Data records for software interfaces
--------------------------------------------------

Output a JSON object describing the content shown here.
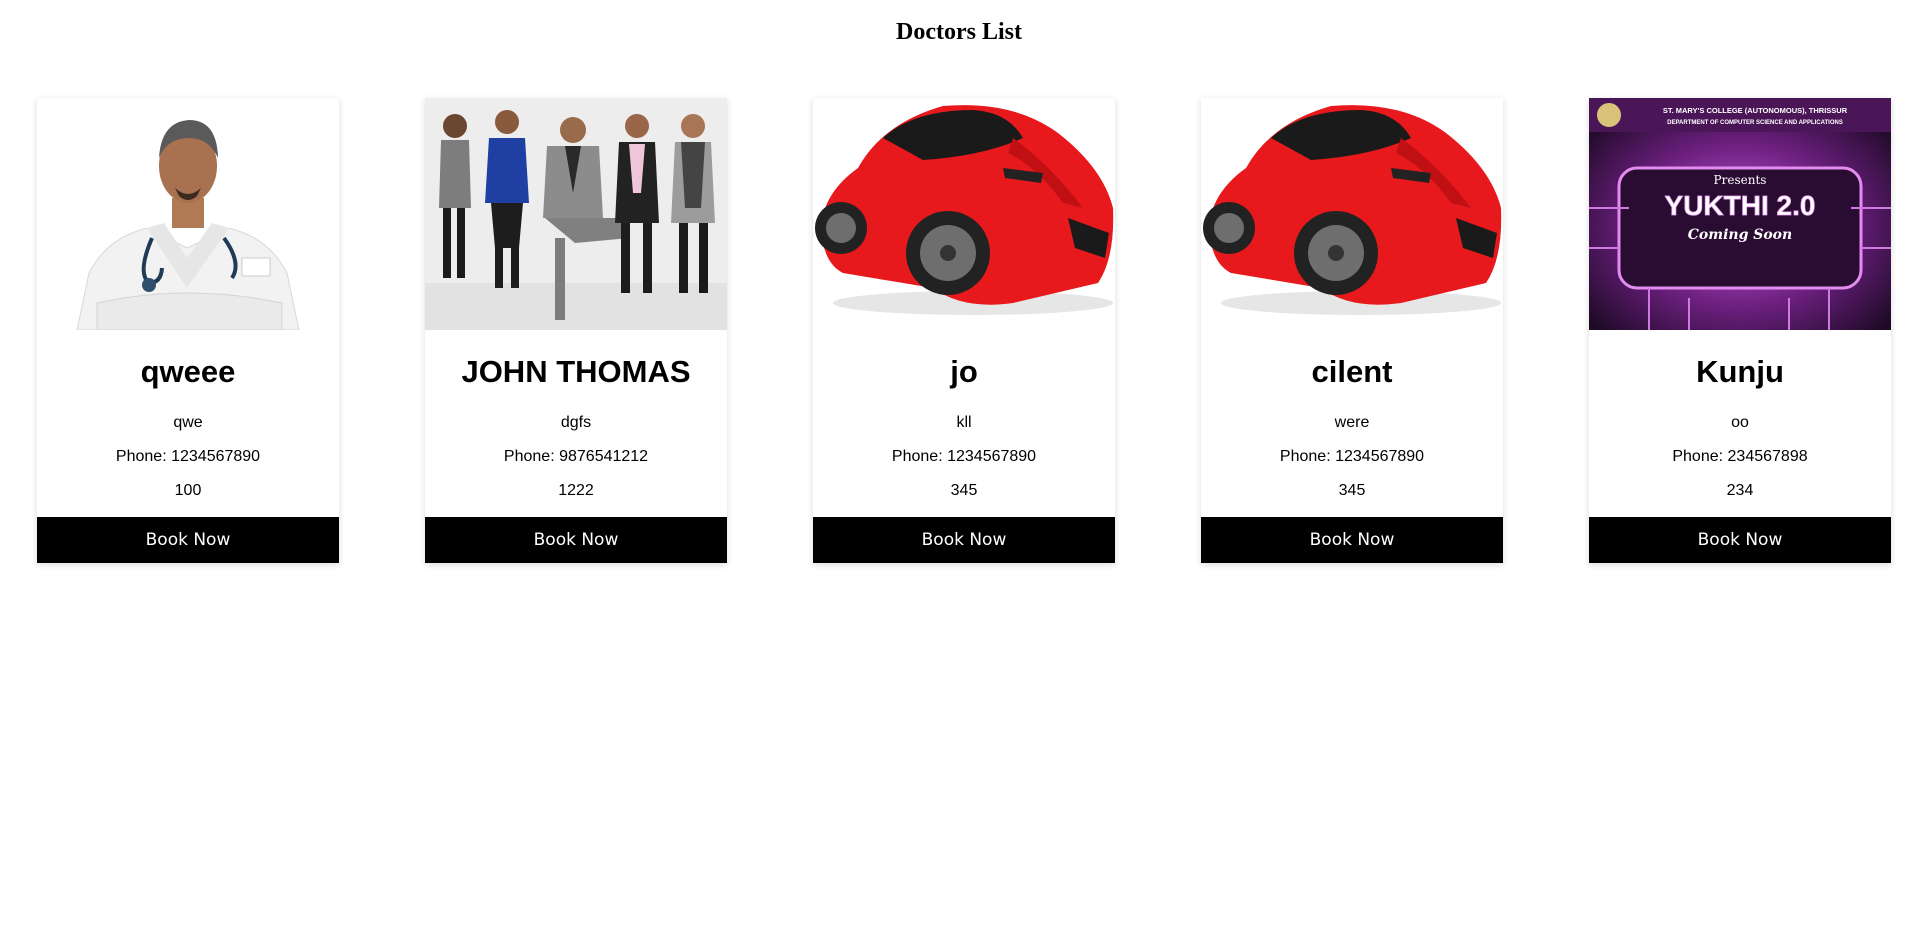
{
  "page": {
    "title": "Doctors List"
  },
  "doctors": [
    {
      "name": "qweee",
      "specialization": "qwe",
      "phone_label": "Phone:",
      "phone": "1234567890",
      "fee": "100",
      "button_label": "Book Now",
      "image": "doctor-portrait-photo"
    },
    {
      "name": "JOHN THOMAS",
      "specialization": "dgfs",
      "phone_label": "Phone:",
      "phone": "9876541212",
      "fee": "1222",
      "button_label": "Book Now",
      "image": "group-team-photo"
    },
    {
      "name": "jo",
      "specialization": "kll",
      "phone_label": "Phone:",
      "phone": "1234567890",
      "fee": "345",
      "button_label": "Book Now",
      "image": "red-sports-car-photo"
    },
    {
      "name": "cilent",
      "specialization": "were",
      "phone_label": "Phone:",
      "phone": "1234567890",
      "fee": "345",
      "button_label": "Book Now",
      "image": "red-sports-car-photo"
    },
    {
      "name": "Kunju",
      "specialization": "oo",
      "phone_label": "Phone:",
      "phone": "234567898",
      "fee": "234",
      "button_label": "Book Now",
      "image": "event-poster-image",
      "poster": {
        "header_line1": "ST. MARY'S COLLEGE (AUTONOMOUS), THRISSUR",
        "header_line2": "DEPARTMENT OF COMPUTER SCIENCE AND APPLICATIONS",
        "presents": "Presents",
        "event": "YUKTHI 2.0",
        "tagline": "Coming Soon"
      }
    }
  ],
  "colors": {
    "button_bg": "#000000",
    "button_text": "#ffffff",
    "car_red": "#e8191c",
    "poster_purple": "#7a2a8c"
  }
}
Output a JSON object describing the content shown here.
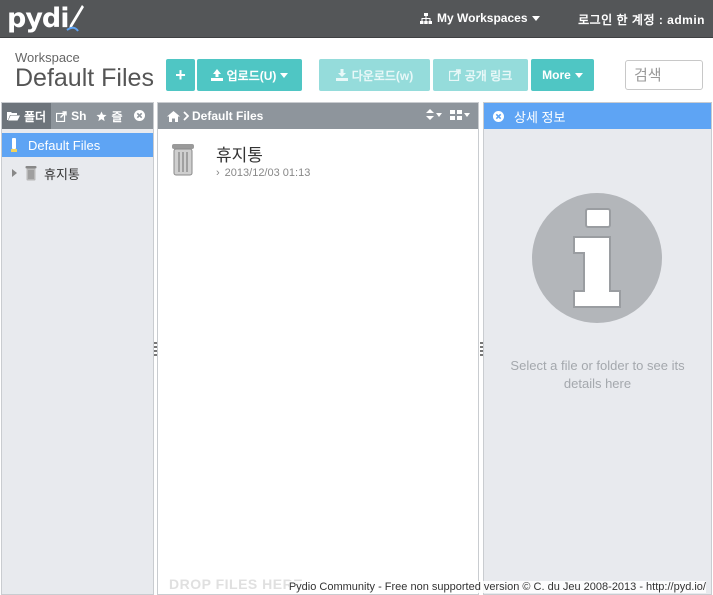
{
  "app": {
    "logo_text": "pydi",
    "workspaces_label": "My Workspaces",
    "user_label": "로그인 한 계정 : admin"
  },
  "header": {
    "workspace_label": "Workspace",
    "title": "Default Files"
  },
  "toolbar": {
    "add_label": "+",
    "upload_label": "업로드(U)",
    "download_label": "다운로드(w)",
    "share_label": "공개 링크",
    "more_label": "More"
  },
  "search": {
    "placeholder": "검색"
  },
  "left_pane": {
    "tabs": [
      {
        "label": "폴더",
        "icon": "folder-open-icon"
      },
      {
        "label": "Sh",
        "icon": "share-icon"
      },
      {
        "label": "즐",
        "icon": "star-icon"
      }
    ],
    "tree": [
      {
        "label": "Default Files",
        "icon": "workspace-icon",
        "selected": true
      },
      {
        "label": "휴지통",
        "icon": "trash-icon",
        "selected": false
      }
    ]
  },
  "center_pane": {
    "breadcrumb": "Default Files",
    "items": [
      {
        "name": "휴지통",
        "date": "2013/12/03 01:13",
        "icon": "trash-icon"
      }
    ],
    "drop_hint": "DROP FILES HERE"
  },
  "right_pane": {
    "title": "상세 정보",
    "empty_message": "Select a file or folder to see its details here"
  },
  "footer": {
    "text": "Pydio Community - Free non supported version © C. du Jeu 2008-2013 - http://pyd.io/"
  },
  "colors": {
    "topbar": "#545658",
    "accent_teal": "#4fc6c4",
    "selection_blue": "#5ea4f4",
    "pane_header_gray": "#8e959c",
    "pane_background": "#e8eaee"
  }
}
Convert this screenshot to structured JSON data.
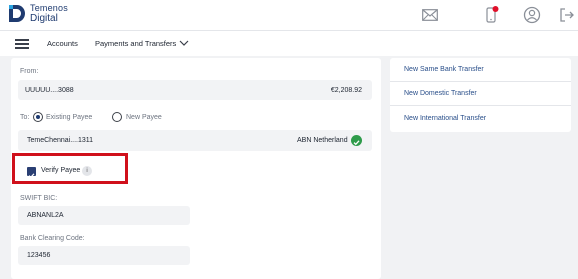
{
  "brand": {
    "line1": "Temenos",
    "line2": "Digital",
    "accent": "#1f3b70"
  },
  "topbar": {
    "icons": [
      "mail-icon",
      "notification-phone-icon",
      "user-profile-icon",
      "logout-icon"
    ],
    "notification_dot_color": "#e0102a"
  },
  "nav": {
    "accounts": "Accounts",
    "payments": "Payments and Transfers"
  },
  "form": {
    "from_label": "From:",
    "from_account": "UUUUU....3088",
    "from_balance": "€2,208.92",
    "to_label": "To:",
    "existing_payee": "Existing Payee",
    "new_payee": "New Payee",
    "selected_payee_option": "Existing Payee",
    "payee_name": "TemeChennai....1311",
    "payee_bank": "ABN Netherland",
    "verify_payee": "Verify Payee",
    "verify_payee_checked": true,
    "swift_label": "SWIFT BIC:",
    "swift_value": "ABNANL2A",
    "clearing_label": "Bank Clearing Code:",
    "clearing_value": "123456"
  },
  "sidebar": {
    "links": [
      "New Same Bank Transfer",
      "New Domestic Transfer",
      "New International Transfer"
    ]
  },
  "colors": {
    "highlight_border": "#d0101b",
    "verified_green": "#2e9b4a",
    "link": "#2a4f8a"
  }
}
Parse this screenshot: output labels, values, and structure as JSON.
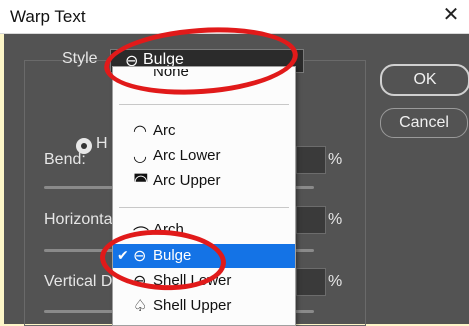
{
  "window": {
    "title": "Warp Text",
    "close_glyph": "✕"
  },
  "form": {
    "style_label": "Style",
    "style_value": "Bulge",
    "orientation_label": "H",
    "bend_label": "Bend:",
    "horizontal_label": "Horizonta",
    "vertical_label": "Vertical D",
    "percent": "%"
  },
  "buttons": {
    "ok": "OK",
    "cancel": "Cancel"
  },
  "dropdown": {
    "items": [
      {
        "label": "None",
        "icon": "none-icon",
        "glyph": ""
      },
      {
        "label": "Arc",
        "icon": "arc-icon",
        "glyph": "◠"
      },
      {
        "label": "Arc Lower",
        "icon": "arc-lower-icon",
        "glyph": "◡"
      },
      {
        "label": "Arc Upper",
        "icon": "arc-upper-icon",
        "glyph": "◚"
      },
      {
        "label": "Arch",
        "icon": "arch-icon",
        "glyph": "⌒"
      },
      {
        "label": "Bulge",
        "icon": "bulge-icon",
        "glyph": "⊖",
        "selected": true
      },
      {
        "label": "Shell Lower",
        "icon": "shell-lower-icon",
        "glyph": "⊖"
      },
      {
        "label": "Shell Upper",
        "icon": "shell-upper-icon",
        "glyph": "♤"
      }
    ]
  },
  "colors": {
    "dialog_bg": "#535353",
    "highlight": "#1473e6",
    "annotation": "#e11a1a",
    "backdrop": "#fdf6c8"
  }
}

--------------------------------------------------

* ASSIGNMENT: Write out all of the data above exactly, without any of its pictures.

* SOLUTION TO THIS EXERCISE:
Output a JSON object describing the content shown here.
{
  "page": {
    "title": "Doctors List"
  },
  "doctors": [
    {
      "name": "qweee",
      "specialization": "qwe",
      "phone_label": "Phone:",
      "phone": "1234567890",
      "fee": "100",
      "button_label": "Book Now",
      "image": "doctor-portrait-photo"
    },
    {
      "name": "JOHN THOMAS",
      "specialization": "dgfs",
      "phone_label": "Phone:",
      "phone": "9876541212",
      "fee": "1222",
      "button_label": "Book Now",
      "image": "group-team-photo"
    },
    {
      "name": "jo",
      "specialization": "kll",
      "phone_label": "Phone:",
      "phone": "1234567890",
      "fee": "345",
      "button_label": "Book Now",
      "image": "red-sports-car-photo"
    },
    {
      "name": "cilent",
      "specialization": "were",
      "phone_label": "Phone:",
      "phone": "1234567890",
      "fee": "345",
      "button_label": "Book Now",
      "image": "red-sports-car-photo"
    },
    {
      "name": "Kunju",
      "specialization": "oo",
      "phone_label": "Phone:",
      "phone": "234567898",
      "fee": "234",
      "button_label": "Book Now",
      "image": "event-poster-image",
      "poster": {
        "header_line1": "ST. MARY'S COLLEGE (AUTONOMOUS), THRISSUR",
        "header_line2": "DEPARTMENT OF COMPUTER SCIENCE AND APPLICATIONS",
        "presents": "Presents",
        "event": "YUKTHI 2.0",
        "tagline": "Coming Soon"
      }
    }
  ],
  "colors": {
    "button_bg": "#000000",
    "button_text": "#ffffff",
    "car_red": "#e8191c",
    "poster_purple": "#7a2a8c"
  }
}
Output a JSON object describing the content shown here.
{
  "app": {
    "logo_text": "pydi",
    "workspaces_label": "My Workspaces",
    "user_label": "로그인 한 계정 : admin"
  },
  "header": {
    "workspace_label": "Workspace",
    "title": "Default Files"
  },
  "toolbar": {
    "add_label": "+",
    "upload_label": "업로드(U)",
    "download_label": "다운로드(w)",
    "share_label": "공개 링크",
    "more_label": "More"
  },
  "search": {
    "placeholder": "검색"
  },
  "left_pane": {
    "tabs": [
      {
        "label": "폴더",
        "icon": "folder-open-icon"
      },
      {
        "label": "Sh",
        "icon": "share-icon"
      },
      {
        "label": "즐",
        "icon": "star-icon"
      }
    ],
    "tree": [
      {
        "label": "Default Files",
        "icon": "workspace-icon",
        "selected": true
      },
      {
        "label": "휴지통",
        "icon": "trash-icon",
        "selected": false
      }
    ]
  },
  "center_pane": {
    "breadcrumb": "Default Files",
    "items": [
      {
        "name": "휴지통",
        "date": "2013/12/03 01:13",
        "icon": "trash-icon"
      }
    ],
    "drop_hint": "DROP FILES HERE"
  },
  "right_pane": {
    "title": "상세 정보",
    "empty_message": "Select a file or folder to see its details here"
  },
  "footer": {
    "text": "Pydio Community - Free non supported version © C. du Jeu 2008-2013 - http://pyd.io/"
  },
  "colors": {
    "topbar": "#545658",
    "accent_teal": "#4fc6c4",
    "selection_blue": "#5ea4f4",
    "pane_header_gray": "#8e959c",
    "pane_background": "#e8eaee"
  }
}
Convert this screenshot to structured JSON data.
{
  "brand": {
    "line1": "Temenos",
    "line2": "Digital",
    "accent": "#1f3b70"
  },
  "topbar": {
    "icons": [
      "mail-icon",
      "notification-phone-icon",
      "user-profile-icon",
      "logout-icon"
    ],
    "notification_dot_color": "#e0102a"
  },
  "nav": {
    "accounts": "Accounts",
    "payments": "Payments and Transfers"
  },
  "form": {
    "from_label": "From:",
    "from_account": "UUUUU....3088",
    "from_balance": "€2,208.92",
    "to_label": "To:",
    "existing_payee": "Existing Payee",
    "new_payee": "New Payee",
    "selected_payee_option": "Existing Payee",
    "payee_name": "TemeChennai....1311",
    "payee_bank": "ABN Netherland",
    "verify_payee": "Verify Payee",
    "verify_payee_checked": true,
    "swift_label": "SWIFT BIC:",
    "swift_value": "ABNANL2A",
    "clearing_label": "Bank Clearing Code:",
    "clearing_value": "123456"
  },
  "sidebar": {
    "links": [
      "New Same Bank Transfer",
      "New Domestic Transfer",
      "New International Transfer"
    ]
  },
  "colors": {
    "highlight_border": "#d0101b",
    "verified_green": "#2e9b4a",
    "link": "#2a4f8a"
  }
}
Parse this screenshot: output labels, values, and structure as JSON.
{
  "window": {
    "title": "Warp Text",
    "close_glyph": "✕"
  },
  "form": {
    "style_label": "Style",
    "style_value": "Bulge",
    "orientation_label": "H",
    "bend_label": "Bend:",
    "horizontal_label": "Horizonta",
    "vertical_label": "Vertical D",
    "percent": "%"
  },
  "buttons": {
    "ok": "OK",
    "cancel": "Cancel"
  },
  "dropdown": {
    "items": [
      {
        "label": "None",
        "icon": "none-icon",
        "glyph": ""
      },
      {
        "label": "Arc",
        "icon": "arc-icon",
        "glyph": "◠"
      },
      {
        "label": "Arc Lower",
        "icon": "arc-lower-icon",
        "glyph": "◡"
      },
      {
        "label": "Arc Upper",
        "icon": "arc-upper-icon",
        "glyph": "◚"
      },
      {
        "label": "Arch",
        "icon": "arch-icon",
        "glyph": "⌒"
      },
      {
        "label": "Bulge",
        "icon": "bulge-icon",
        "glyph": "⊖",
        "selected": true
      },
      {
        "label": "Shell Lower",
        "icon": "shell-lower-icon",
        "glyph": "⊖"
      },
      {
        "label": "Shell Upper",
        "icon": "shell-upper-icon",
        "glyph": "♤"
      }
    ]
  },
  "colors": {
    "dialog_bg": "#535353",
    "highlight": "#1473e6",
    "annotation": "#e11a1a",
    "backdrop": "#fdf6c8"
  }
}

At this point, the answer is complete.